Selig’s right to pursue a conventional big-box development at Suburban Plaza is seeded in the current comprehensive plan for the county which is set to expire in 2015, making this a ripe time to set a new agenda.
Interestingly, some of the proposed changes to the county’s zoning code being considered for adoption this year involve incentives for developers to adopt ‘green’ practices in exchange for permission to build at a higher density.
The Elephant in the Room
If the mantra of realtors and developers is “location, location, location,” for urban planners, it’s “transportation, transportation, transportation.”
Fortunately, Atlantans have one of the most cosmically successful examples of how orienting development around alternative transit corridors is the wave of the future.
The Atlanta BeltlLine is just getting started and has already shown the galvanizing power of the concept. It is rare for a project of its scope and scale to garner such a wide base of support.
Today, it may seem like a stretch to imagine mixed retail, residential and office spaces clustered around a green swath of intersecting bike paths at the drab corner of Scott Boulevard and North Decatur Road, which currently sports sidewalks on only two of its six legs. But such a reality is not as distant as it seems.
First off, the Clifton Corridor, MARTA’s planned light rail extension through North Decatur, is slated for an underground stop at Suburban Plaza.
Second, the demographics of the people moving into the Medlock neighborhood are the types who would love to ride their bikes to downtown Decatur and would walk or ride to shops at a future incarnation of Suburban Plaza — especially if it were safe and pleasant to do so and if future development had even a little of downtown Decatur’s charm.
The new PATH Foundation greenway trail between Medlock Park and Mason Mill Park is already bringing this flavor into the neighborhood with a bike/ped link to the VA Hospital-Emory area. Redevelopment at the gateway intersection to the neighborhood beckons for an extension of an alternative transit route from Medlock Park to Suburban Plaza and on to downtown Decatur.
Funding for the bridges or tunneling needed to do this is hard to come by at the moment, and DeKalb County does not have the authority to force Selig to contribute.
Selig would do well to contribute voluntarily, however, a token that would temper the resentment built against them in the neighborhood. It also could help change the community’s sentiment in favor of their project.
Selig has been down this road before when Walmart backed out of their strikingly similar development in Athens last year amid citizen outrage at the site plan’s lack of integration with the adjacent greenway.
Another redevelopment project across the street being pushed by Fuqua Development is seeking a zoning change to permit a higher intensity use, which does put the county in position to ask for contributions to related public infrastructure.
The eventual development of the Clifton Corridor light rail line is the perfect opportunity to rearrange the six-pronged intersection and plan for future development at this burgeoning node with a revamped long-term vision. Making a baby step in this direction now will keep the door open to BeltLine-esque urban brilliance in the coming years.
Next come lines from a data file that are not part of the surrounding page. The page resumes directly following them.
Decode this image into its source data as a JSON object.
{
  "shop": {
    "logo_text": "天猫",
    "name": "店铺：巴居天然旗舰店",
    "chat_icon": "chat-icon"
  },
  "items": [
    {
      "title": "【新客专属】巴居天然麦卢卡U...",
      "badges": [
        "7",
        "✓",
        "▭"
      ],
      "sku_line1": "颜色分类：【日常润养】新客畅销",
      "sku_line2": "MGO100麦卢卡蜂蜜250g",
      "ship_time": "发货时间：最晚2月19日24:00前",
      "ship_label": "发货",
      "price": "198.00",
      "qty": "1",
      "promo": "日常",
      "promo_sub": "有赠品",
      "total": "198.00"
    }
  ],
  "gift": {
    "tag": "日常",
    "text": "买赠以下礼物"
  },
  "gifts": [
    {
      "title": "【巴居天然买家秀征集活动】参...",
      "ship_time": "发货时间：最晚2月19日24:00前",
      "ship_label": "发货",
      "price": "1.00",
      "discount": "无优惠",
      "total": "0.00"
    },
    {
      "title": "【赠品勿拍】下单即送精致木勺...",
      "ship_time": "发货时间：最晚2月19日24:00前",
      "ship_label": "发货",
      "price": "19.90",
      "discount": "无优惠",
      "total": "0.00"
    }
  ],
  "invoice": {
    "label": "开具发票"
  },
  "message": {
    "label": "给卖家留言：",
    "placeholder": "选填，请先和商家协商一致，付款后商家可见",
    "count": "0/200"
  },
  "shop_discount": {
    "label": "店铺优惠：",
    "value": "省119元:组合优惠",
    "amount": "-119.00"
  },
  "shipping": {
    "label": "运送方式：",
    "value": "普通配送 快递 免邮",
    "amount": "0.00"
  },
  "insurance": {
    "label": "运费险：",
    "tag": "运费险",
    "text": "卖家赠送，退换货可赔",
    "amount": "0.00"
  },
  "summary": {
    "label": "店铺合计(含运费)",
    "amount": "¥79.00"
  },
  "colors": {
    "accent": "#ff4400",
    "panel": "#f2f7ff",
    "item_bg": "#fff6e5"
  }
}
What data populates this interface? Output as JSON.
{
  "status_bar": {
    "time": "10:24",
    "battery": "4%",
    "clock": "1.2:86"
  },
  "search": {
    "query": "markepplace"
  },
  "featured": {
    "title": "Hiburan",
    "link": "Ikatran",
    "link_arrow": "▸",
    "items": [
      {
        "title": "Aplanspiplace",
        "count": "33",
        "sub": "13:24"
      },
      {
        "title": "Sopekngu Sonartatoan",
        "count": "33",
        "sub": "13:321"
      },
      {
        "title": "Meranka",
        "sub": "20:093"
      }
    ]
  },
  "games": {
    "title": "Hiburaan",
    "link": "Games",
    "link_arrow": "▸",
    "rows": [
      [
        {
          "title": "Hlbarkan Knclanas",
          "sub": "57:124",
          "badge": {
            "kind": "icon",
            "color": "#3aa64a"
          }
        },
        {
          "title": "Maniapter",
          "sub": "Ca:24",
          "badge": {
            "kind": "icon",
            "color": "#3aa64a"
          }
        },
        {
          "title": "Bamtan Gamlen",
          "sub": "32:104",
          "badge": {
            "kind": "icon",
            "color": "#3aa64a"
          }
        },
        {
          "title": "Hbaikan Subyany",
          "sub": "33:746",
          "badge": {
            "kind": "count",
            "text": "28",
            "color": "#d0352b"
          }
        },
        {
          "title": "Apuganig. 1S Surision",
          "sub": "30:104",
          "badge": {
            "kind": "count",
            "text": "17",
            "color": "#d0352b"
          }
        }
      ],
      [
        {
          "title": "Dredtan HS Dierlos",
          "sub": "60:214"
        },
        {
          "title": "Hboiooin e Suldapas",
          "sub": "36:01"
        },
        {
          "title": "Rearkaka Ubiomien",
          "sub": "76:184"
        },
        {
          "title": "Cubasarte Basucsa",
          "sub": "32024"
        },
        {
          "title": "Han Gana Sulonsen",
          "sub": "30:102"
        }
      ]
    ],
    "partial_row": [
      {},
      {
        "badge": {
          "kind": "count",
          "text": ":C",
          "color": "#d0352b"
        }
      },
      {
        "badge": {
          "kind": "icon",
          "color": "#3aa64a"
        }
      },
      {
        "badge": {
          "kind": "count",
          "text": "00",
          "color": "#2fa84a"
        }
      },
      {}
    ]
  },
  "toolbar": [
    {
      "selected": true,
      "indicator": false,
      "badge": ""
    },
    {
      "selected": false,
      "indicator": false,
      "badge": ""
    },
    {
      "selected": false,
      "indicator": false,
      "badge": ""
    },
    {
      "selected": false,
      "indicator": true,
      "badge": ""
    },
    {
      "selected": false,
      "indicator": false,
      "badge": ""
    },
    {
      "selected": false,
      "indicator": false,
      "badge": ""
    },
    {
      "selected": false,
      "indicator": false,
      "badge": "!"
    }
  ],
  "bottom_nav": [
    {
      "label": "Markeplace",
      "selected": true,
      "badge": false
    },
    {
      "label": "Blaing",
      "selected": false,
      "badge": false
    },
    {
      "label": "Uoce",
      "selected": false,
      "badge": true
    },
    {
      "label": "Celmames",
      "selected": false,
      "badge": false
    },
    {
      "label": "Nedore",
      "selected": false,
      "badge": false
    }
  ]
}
Brian Barth works in the fields of landscape architecture and urban planning. In addition to his work with Urban Agriculture Inc., Barth writes for a variety of publications, exploring the themes of land use, urban agriculture, and environmental literacy. He holds a Master’s Degree in Environmental Planning and Design from the University of Georgia.